Getting up enough nerve to start the trek to the summit

Kevin and Brooke waiting their turn

After over an hour clinging to the cables we finally made it to the top!  What a feeling being able to gaze out over Yosemite Valley and witness the beauty of mother nature. We spent about an hour at the summit soaking in all the wonder around us. 

Heart rock from the top of Half Dome (I collect small ones and photograph larger ones)

Yosemite Valley
We made it!

Kevin on the precipice of danger

Brooke and the solitude at the summit

Then reality hit.  We had to hike down the 45 degree incline, this time facing OUT with the valley and surrounding Sierra Nevada Mountains before us.

Looking back at our accomplishment

Brooke hiking down the sub-dome

I thought the ascent was terrifying, but the climb down was indescribable.  A few steps into the descent, my water bottle fell out of my backpack and tumbled down toward the valley floor.  I froze as I watched it disappear from sight.  That made me think that just one slip and that could be me.  Kevin went in front of us so that in the event that we slipped, he could be our buffer.  Luckily for us, we didn't need him to be our human shield.  With only 50 feet to go, I felt my body begin to loosen up and relax as I knew we were going to reach the bottom safely.  Once at the bottom, I turned to admire our accomplishment.  But again, I realized that although we made it down Half Dome, we still had another 8 miles to hike to reach the bottom.  The sky was starting to turn a myriad of pinks and oranges which normally would be beautiful, but not when you are on a strenuous trail in the wilderness.  We reached the bottom but darkness had already settled in.  We started out our journey in the dark and ended it in the dark as well.  I felt an unbelievable relief wash over me as we drug our tired and sunburned bodies to our car.  We did it! Hiking Half Dome was a huge achievement one which I was able to share with family.  

Perspective of Half Dome from across the valley

Brooke and I with Half Dome behind
We were fortunate enough to hike Half Dome when we did because now only hikers with permits are allowed to hike this icon.  Only 300 hikers a day are permitted to hike beyond the base of the sub-dome.  These lucky individuals are selected by a lottery system.

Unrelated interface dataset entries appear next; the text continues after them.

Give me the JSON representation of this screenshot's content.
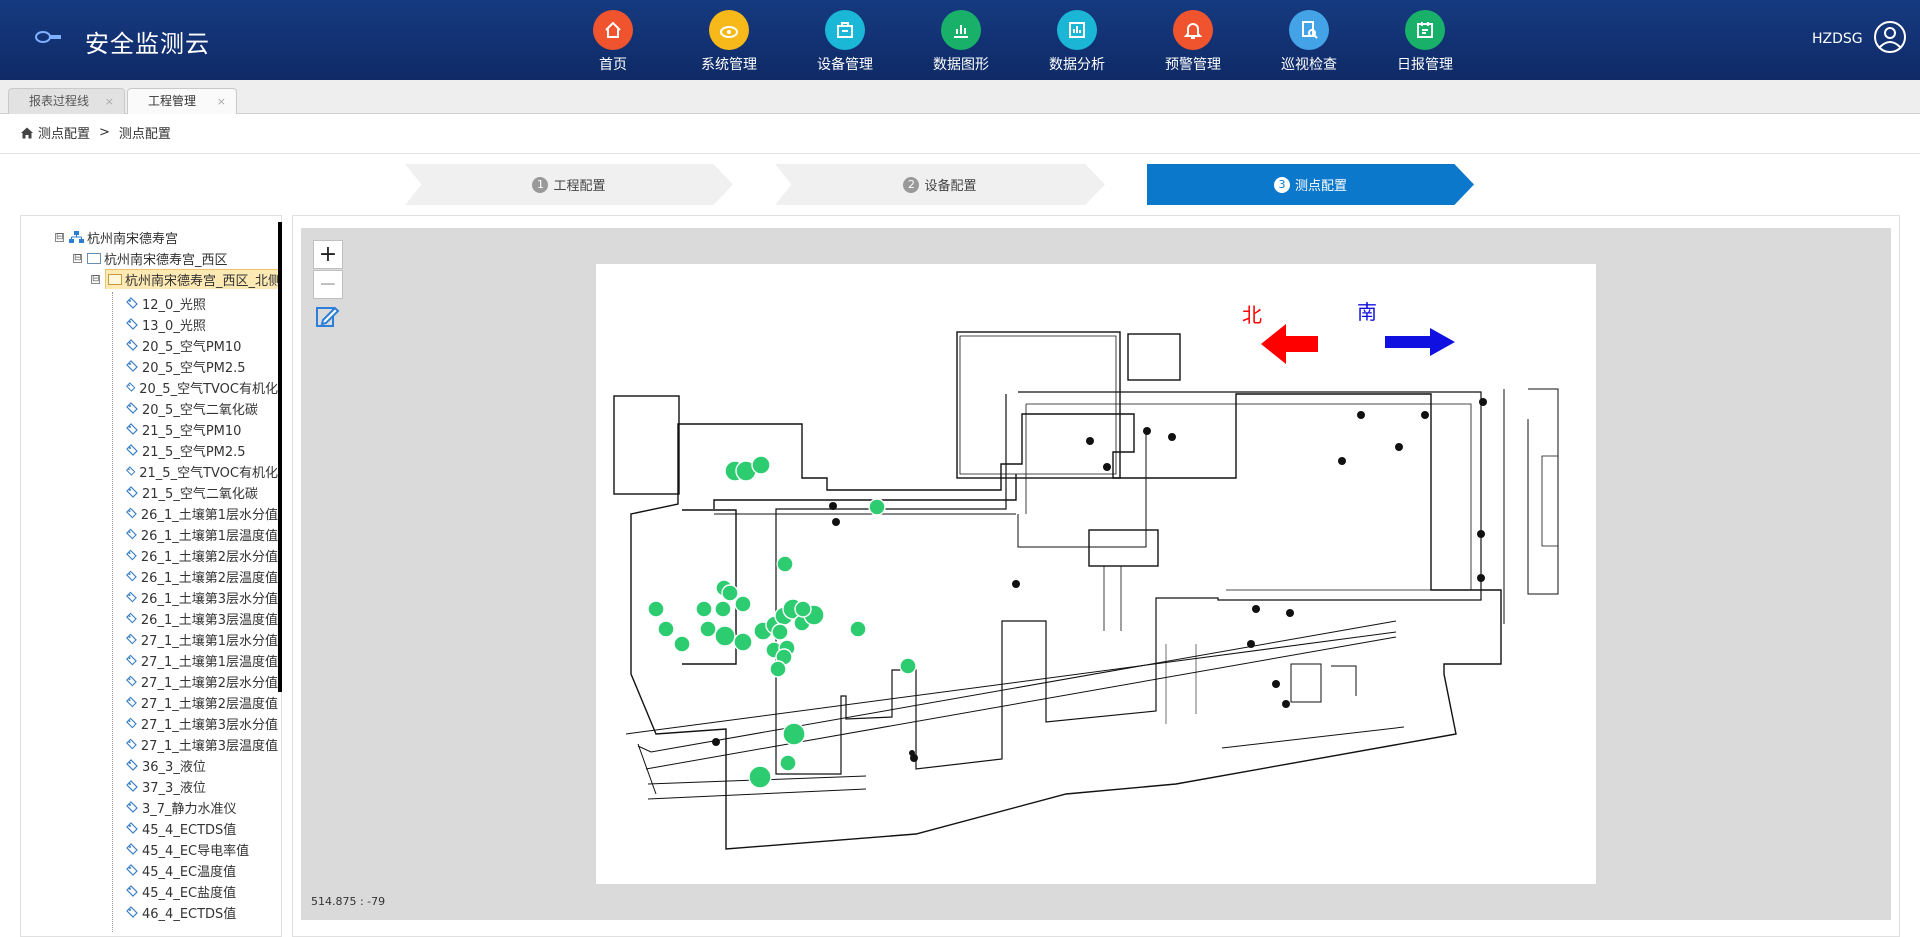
{
  "header": {
    "app_title": "安全监测云",
    "user": "HZDSG",
    "nav": [
      {
        "label": "首页",
        "color": "#f0542e",
        "icon": "home-icon"
      },
      {
        "label": "系统管理",
        "color": "#f6b919",
        "icon": "settings-cloud-icon"
      },
      {
        "label": "设备管理",
        "color": "#1ab7d7",
        "icon": "device-icon"
      },
      {
        "label": "数据图形",
        "color": "#19b06a",
        "icon": "chart-icon"
      },
      {
        "label": "数据分析",
        "color": "#1bb5d6",
        "icon": "analysis-icon"
      },
      {
        "label": "预警管理",
        "color": "#f0542e",
        "icon": "bell-icon"
      },
      {
        "label": "巡视检查",
        "color": "#43a3e6",
        "icon": "inspection-icon"
      },
      {
        "label": "日报管理",
        "color": "#19b06a",
        "icon": "calendar-icon"
      }
    ]
  },
  "tabs": [
    {
      "label": "报表过程线",
      "close": "×"
    },
    {
      "label": "工程管理",
      "close": "×"
    }
  ],
  "breadcrumb": {
    "home": "测点配置",
    "sep": ">",
    "current": "测点配置"
  },
  "steps": [
    {
      "num": "1",
      "label": "工程配置"
    },
    {
      "num": "2",
      "label": "设备配置"
    },
    {
      "num": "3",
      "label": "测点配置"
    }
  ],
  "tree": {
    "root": "杭州南宋德寿宫",
    "zone": "杭州南宋德寿宫_西区",
    "selected": "杭州南宋德寿宫_西区_北侧",
    "toggle_symbol": "⊟",
    "points": [
      "12_0_光照",
      "13_0_光照",
      "20_5_空气PM10",
      "20_5_空气PM2.5",
      "20_5_空气TVOC有机化",
      "20_5_空气二氧化碳",
      "21_5_空气PM10",
      "21_5_空气PM2.5",
      "21_5_空气TVOC有机化",
      "21_5_空气二氧化碳",
      "26_1_土壤第1层水分值",
      "26_1_土壤第1层温度值",
      "26_1_土壤第2层水分值",
      "26_1_土壤第2层温度值",
      "26_1_土壤第3层水分值",
      "26_1_土壤第3层温度值",
      "27_1_土壤第1层水分值",
      "27_1_土壤第1层温度值",
      "27_1_土壤第2层水分值",
      "27_1_土壤第2层温度值",
      "27_1_土壤第3层水分值",
      "27_1_土壤第3层温度值",
      "36_3_液位",
      "37_3_液位",
      "3_7_静力水准仪",
      "45_4_ECTDS值",
      "45_4_EC导电率值",
      "45_4_EC温度值",
      "45_4_EC盐度值",
      "46_4_ECTDS值"
    ]
  },
  "map": {
    "zoom_in": "+",
    "zoom_out": "−",
    "north_label": "北",
    "south_label": "南",
    "north_color": "#ff0000",
    "south_color": "#1010e0",
    "marker_color": "#2ecc71",
    "coords": "514.875 : -79"
  }
}
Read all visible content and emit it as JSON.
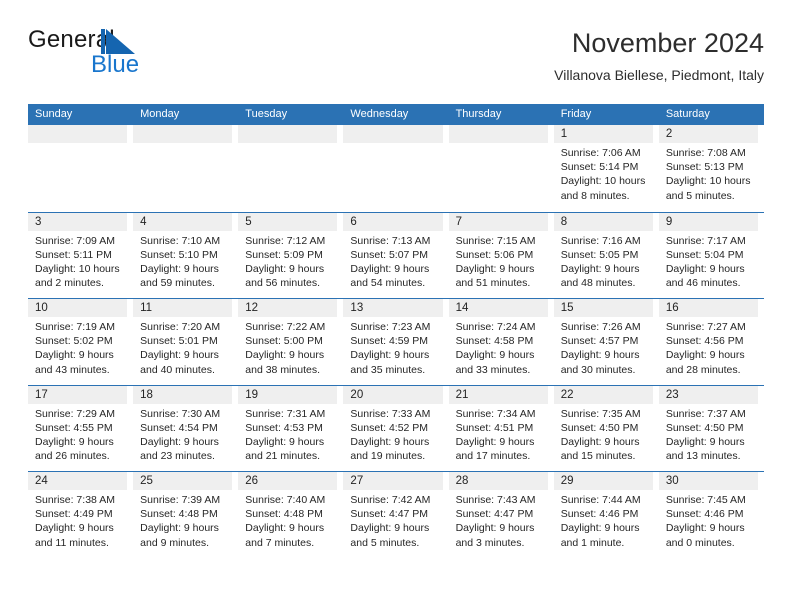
{
  "brand": {
    "name_part1": "General",
    "name_part2": "Blue",
    "mark_name": "blue-triangle-logo",
    "color_dark": "#1565b0",
    "color_light": "#1976cd"
  },
  "header": {
    "title": "November 2024",
    "subtitle": "Villanova Biellese, Piedmont, Italy"
  },
  "colors": {
    "header_band": "#2b72b4",
    "row_divider": "#2b72b4",
    "day_band": "#efefef",
    "text": "#262626"
  },
  "weekdays": [
    "Sunday",
    "Monday",
    "Tuesday",
    "Wednesday",
    "Thursday",
    "Friday",
    "Saturday"
  ],
  "weeks": [
    [
      {
        "day": "",
        "lines": []
      },
      {
        "day": "",
        "lines": []
      },
      {
        "day": "",
        "lines": []
      },
      {
        "day": "",
        "lines": []
      },
      {
        "day": "",
        "lines": []
      },
      {
        "day": "1",
        "lines": [
          "Sunrise: 7:06 AM",
          "Sunset: 5:14 PM",
          "Daylight: 10 hours",
          "and 8 minutes."
        ]
      },
      {
        "day": "2",
        "lines": [
          "Sunrise: 7:08 AM",
          "Sunset: 5:13 PM",
          "Daylight: 10 hours",
          "and 5 minutes."
        ]
      }
    ],
    [
      {
        "day": "3",
        "lines": [
          "Sunrise: 7:09 AM",
          "Sunset: 5:11 PM",
          "Daylight: 10 hours",
          "and 2 minutes."
        ]
      },
      {
        "day": "4",
        "lines": [
          "Sunrise: 7:10 AM",
          "Sunset: 5:10 PM",
          "Daylight: 9 hours",
          "and 59 minutes."
        ]
      },
      {
        "day": "5",
        "lines": [
          "Sunrise: 7:12 AM",
          "Sunset: 5:09 PM",
          "Daylight: 9 hours",
          "and 56 minutes."
        ]
      },
      {
        "day": "6",
        "lines": [
          "Sunrise: 7:13 AM",
          "Sunset: 5:07 PM",
          "Daylight: 9 hours",
          "and 54 minutes."
        ]
      },
      {
        "day": "7",
        "lines": [
          "Sunrise: 7:15 AM",
          "Sunset: 5:06 PM",
          "Daylight: 9 hours",
          "and 51 minutes."
        ]
      },
      {
        "day": "8",
        "lines": [
          "Sunrise: 7:16 AM",
          "Sunset: 5:05 PM",
          "Daylight: 9 hours",
          "and 48 minutes."
        ]
      },
      {
        "day": "9",
        "lines": [
          "Sunrise: 7:17 AM",
          "Sunset: 5:04 PM",
          "Daylight: 9 hours",
          "and 46 minutes."
        ]
      }
    ],
    [
      {
        "day": "10",
        "lines": [
          "Sunrise: 7:19 AM",
          "Sunset: 5:02 PM",
          "Daylight: 9 hours",
          "and 43 minutes."
        ]
      },
      {
        "day": "11",
        "lines": [
          "Sunrise: 7:20 AM",
          "Sunset: 5:01 PM",
          "Daylight: 9 hours",
          "and 40 minutes."
        ]
      },
      {
        "day": "12",
        "lines": [
          "Sunrise: 7:22 AM",
          "Sunset: 5:00 PM",
          "Daylight: 9 hours",
          "and 38 minutes."
        ]
      },
      {
        "day": "13",
        "lines": [
          "Sunrise: 7:23 AM",
          "Sunset: 4:59 PM",
          "Daylight: 9 hours",
          "and 35 minutes."
        ]
      },
      {
        "day": "14",
        "lines": [
          "Sunrise: 7:24 AM",
          "Sunset: 4:58 PM",
          "Daylight: 9 hours",
          "and 33 minutes."
        ]
      },
      {
        "day": "15",
        "lines": [
          "Sunrise: 7:26 AM",
          "Sunset: 4:57 PM",
          "Daylight: 9 hours",
          "and 30 minutes."
        ]
      },
      {
        "day": "16",
        "lines": [
          "Sunrise: 7:27 AM",
          "Sunset: 4:56 PM",
          "Daylight: 9 hours",
          "and 28 minutes."
        ]
      }
    ],
    [
      {
        "day": "17",
        "lines": [
          "Sunrise: 7:29 AM",
          "Sunset: 4:55 PM",
          "Daylight: 9 hours",
          "and 26 minutes."
        ]
      },
      {
        "day": "18",
        "lines": [
          "Sunrise: 7:30 AM",
          "Sunset: 4:54 PM",
          "Daylight: 9 hours",
          "and 23 minutes."
        ]
      },
      {
        "day": "19",
        "lines": [
          "Sunrise: 7:31 AM",
          "Sunset: 4:53 PM",
          "Daylight: 9 hours",
          "and 21 minutes."
        ]
      },
      {
        "day": "20",
        "lines": [
          "Sunrise: 7:33 AM",
          "Sunset: 4:52 PM",
          "Daylight: 9 hours",
          "and 19 minutes."
        ]
      },
      {
        "day": "21",
        "lines": [
          "Sunrise: 7:34 AM",
          "Sunset: 4:51 PM",
          "Daylight: 9 hours",
          "and 17 minutes."
        ]
      },
      {
        "day": "22",
        "lines": [
          "Sunrise: 7:35 AM",
          "Sunset: 4:50 PM",
          "Daylight: 9 hours",
          "and 15 minutes."
        ]
      },
      {
        "day": "23",
        "lines": [
          "Sunrise: 7:37 AM",
          "Sunset: 4:50 PM",
          "Daylight: 9 hours",
          "and 13 minutes."
        ]
      }
    ],
    [
      {
        "day": "24",
        "lines": [
          "Sunrise: 7:38 AM",
          "Sunset: 4:49 PM",
          "Daylight: 9 hours",
          "and 11 minutes."
        ]
      },
      {
        "day": "25",
        "lines": [
          "Sunrise: 7:39 AM",
          "Sunset: 4:48 PM",
          "Daylight: 9 hours",
          "and 9 minutes."
        ]
      },
      {
        "day": "26",
        "lines": [
          "Sunrise: 7:40 AM",
          "Sunset: 4:48 PM",
          "Daylight: 9 hours",
          "and 7 minutes."
        ]
      },
      {
        "day": "27",
        "lines": [
          "Sunrise: 7:42 AM",
          "Sunset: 4:47 PM",
          "Daylight: 9 hours",
          "and 5 minutes."
        ]
      },
      {
        "day": "28",
        "lines": [
          "Sunrise: 7:43 AM",
          "Sunset: 4:47 PM",
          "Daylight: 9 hours",
          "and 3 minutes."
        ]
      },
      {
        "day": "29",
        "lines": [
          "Sunrise: 7:44 AM",
          "Sunset: 4:46 PM",
          "Daylight: 9 hours",
          "and 1 minute."
        ]
      },
      {
        "day": "30",
        "lines": [
          "Sunrise: 7:45 AM",
          "Sunset: 4:46 PM",
          "Daylight: 9 hours",
          "and 0 minutes."
        ]
      }
    ]
  ]
}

Although this seems like a small number of hikers, it is one step toward preserving the beauty of Half Dome and Yosemite National Park for future generations.


  1. This was an amazing trip! I will never forget climbing Half Dome, especially the challenge it was! And I love SF! Good memories :)

  2. Beautiful. Absolutely beautiful. So glad I got to see these photos!

  3. I would pee my pants having to climb that rock/mountain/boulder!!